### Your instructions
Would you repeat every line of the material exactly?
^^^^
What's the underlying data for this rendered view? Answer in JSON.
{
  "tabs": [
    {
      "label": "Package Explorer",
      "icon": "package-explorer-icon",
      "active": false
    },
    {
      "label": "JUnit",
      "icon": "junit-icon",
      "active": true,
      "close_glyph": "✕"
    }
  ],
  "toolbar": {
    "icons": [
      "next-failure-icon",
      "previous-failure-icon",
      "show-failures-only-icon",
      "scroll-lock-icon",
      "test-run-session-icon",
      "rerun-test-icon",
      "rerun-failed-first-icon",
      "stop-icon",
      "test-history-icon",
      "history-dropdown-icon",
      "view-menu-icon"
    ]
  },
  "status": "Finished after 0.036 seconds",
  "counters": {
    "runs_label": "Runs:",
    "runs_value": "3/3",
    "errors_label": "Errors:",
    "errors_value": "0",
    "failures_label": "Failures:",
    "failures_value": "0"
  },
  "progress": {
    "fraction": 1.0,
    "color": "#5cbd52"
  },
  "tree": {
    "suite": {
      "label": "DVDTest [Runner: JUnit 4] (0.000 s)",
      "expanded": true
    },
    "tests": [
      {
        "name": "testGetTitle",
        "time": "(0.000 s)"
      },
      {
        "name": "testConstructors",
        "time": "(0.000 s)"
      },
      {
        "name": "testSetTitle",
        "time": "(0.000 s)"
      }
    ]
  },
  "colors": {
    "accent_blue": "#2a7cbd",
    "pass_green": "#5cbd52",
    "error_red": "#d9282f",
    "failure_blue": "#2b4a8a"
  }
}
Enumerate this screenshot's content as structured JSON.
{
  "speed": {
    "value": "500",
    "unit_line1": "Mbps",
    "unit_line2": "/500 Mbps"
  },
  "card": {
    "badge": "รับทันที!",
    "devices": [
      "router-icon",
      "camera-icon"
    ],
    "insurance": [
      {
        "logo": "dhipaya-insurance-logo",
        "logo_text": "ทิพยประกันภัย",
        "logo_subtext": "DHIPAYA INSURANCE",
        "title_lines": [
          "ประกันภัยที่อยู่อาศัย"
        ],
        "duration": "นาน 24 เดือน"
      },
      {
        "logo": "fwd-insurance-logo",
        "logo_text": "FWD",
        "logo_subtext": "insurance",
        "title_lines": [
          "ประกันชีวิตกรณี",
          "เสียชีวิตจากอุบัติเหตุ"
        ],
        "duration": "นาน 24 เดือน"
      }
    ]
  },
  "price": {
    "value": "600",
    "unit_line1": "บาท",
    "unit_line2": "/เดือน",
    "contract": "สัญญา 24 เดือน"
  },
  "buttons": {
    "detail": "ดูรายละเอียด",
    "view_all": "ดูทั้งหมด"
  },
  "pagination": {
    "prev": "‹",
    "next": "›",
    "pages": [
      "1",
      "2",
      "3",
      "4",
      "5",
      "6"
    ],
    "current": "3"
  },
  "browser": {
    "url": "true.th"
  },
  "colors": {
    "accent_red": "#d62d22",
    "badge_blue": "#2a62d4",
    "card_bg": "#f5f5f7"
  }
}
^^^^
### Answer section
What's the underlying data for this rendered view? Answer in JSON.
{
  "tabs": [
    {
      "label": "Package Explorer",
      "icon": "package-explorer-icon",
      "active": false
    },
    {
      "label": "JUnit",
      "icon": "junit-icon",
      "active": true,
      "close_glyph": "✕"
    }
  ],
  "toolbar": {
    "icons": [
      "next-failure-icon",
      "previous-failure-icon",
      "show-failures-only-icon",
      "scroll-lock-icon",
      "test-run-session-icon",
      "rerun-test-icon",
      "rerun-failed-first-icon",
      "stop-icon",
      "test-history-icon",
      "history-dropdown-icon",
      "view-menu-icon"
    ]
  },
  "status": "Finished after 0.036 seconds",
  "counters": {
    "runs_label": "Runs:",
    "runs_value": "3/3",
    "errors_label": "Errors:",
    "errors_value": "0",
    "failures_label": "Failures:",
    "failures_value": "0"
  },
  "progress": {
    "fraction": 1.0,
    "color": "#5cbd52"
  },
  "tree": {
    "suite": {
      "label": "DVDTest [Runner: JUnit 4] (0.000 s)",
      "expanded": true
    },
    "tests": [
      {
        "name": "testGetTitle",
        "time": "(0.000 s)"
      },
      {
        "name": "testConstructors",
        "time": "(0.000 s)"
      },
      {
        "name": "testSetTitle",
        "time": "(0.000 s)"
      }
    ]
  },
  "colors": {
    "accent_blue": "#2a7cbd",
    "pass_green": "#5cbd52",
    "error_red": "#d9282f",
    "failure_blue": "#2b4a8a"
  }
}
Enumerate this screenshot's content as structured JSON.
{
  "speed": {
    "value": "500",
    "unit_line1": "Mbps",
    "unit_line2": "/500 Mbps"
  },
  "card": {
    "badge": "รับทันที!",
    "devices": [
      "router-icon",
      "camera-icon"
    ],
    "insurance": [
      {
        "logo": "dhipaya-insurance-logo",
        "logo_text": "ทิพยประกันภัย",
        "logo_subtext": "DHIPAYA INSURANCE",
        "title_lines": [
          "ประกันภัยที่อยู่อาศัย"
        ],
        "duration": "นาน 24 เดือน"
      },
      {
        "logo": "fwd-insurance-logo",
        "logo_text": "FWD",
        "logo_subtext": "insurance",
        "title_lines": [
          "ประกันชีวิตกรณี",
          "เสียชีวิตจากอุบัติเหตุ"
        ],
        "duration": "นาน 24 เดือน"
      }
    ]
  },
  "price": {
    "value": "600",
    "unit_line1": "บาท",
    "unit_line2": "/เดือน",
    "contract": "สัญญา 24 เดือน"
  },
  "buttons": {
    "detail": "ดูรายละเอียด",
    "view_all": "ดูทั้งหมด"
  },
  "pagination": {
    "prev": "‹",
    "next": "›",
    "pages": [
      "1",
      "2",
      "3",
      "4",
      "5",
      "6"
    ],
    "current": "3"
  },
  "browser": {
    "url": "true.th"
  },
  "colors": {
    "accent_red": "#d62d22",
    "badge_blue": "#2a62d4",
    "card_bg": "#f5f5f7"
  }
}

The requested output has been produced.